If your utility operates electric vehicles – or is planning to do so – the emergence of wireless charging technology could impact vehicle selection and charging infrastructure decisions.
Currently, wireless charging is available for smartphones and other small electronics. But wireless EV charging could be a key to widespread transportation electrification.
In the utility industry, EV adoption is just beginning to take off. This September, Duke Energy announced an EV initiative that will convert 100% of its light-duty vehicles to electric and 50% of its combined fleet of medium-duty, heavy-duty and off-road vehicles to EVs, plug-in hybrids or other zero-carbon alternatives by 2030. The utility company already has about 600 EVs in its 10,000-vehicle fleet.

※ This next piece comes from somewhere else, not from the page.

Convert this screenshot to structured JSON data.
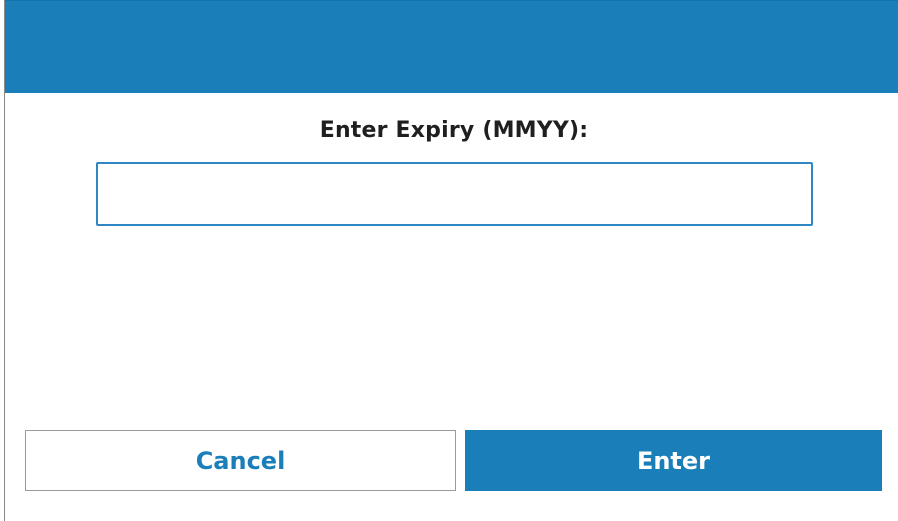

Duke will deploy new Level 2 plug-in charging stations at operations centers, field offices and power generation facilities – essentially, "wherever we are deploying the bulk of the EV fleet at any given time," according to Jennifer Sharpe, a spokeswoman for Duke Energy. "As we see growth in the fleet, we'll deploy additional fast-charging facilities for longer-distance travel of any fully electric vehicles."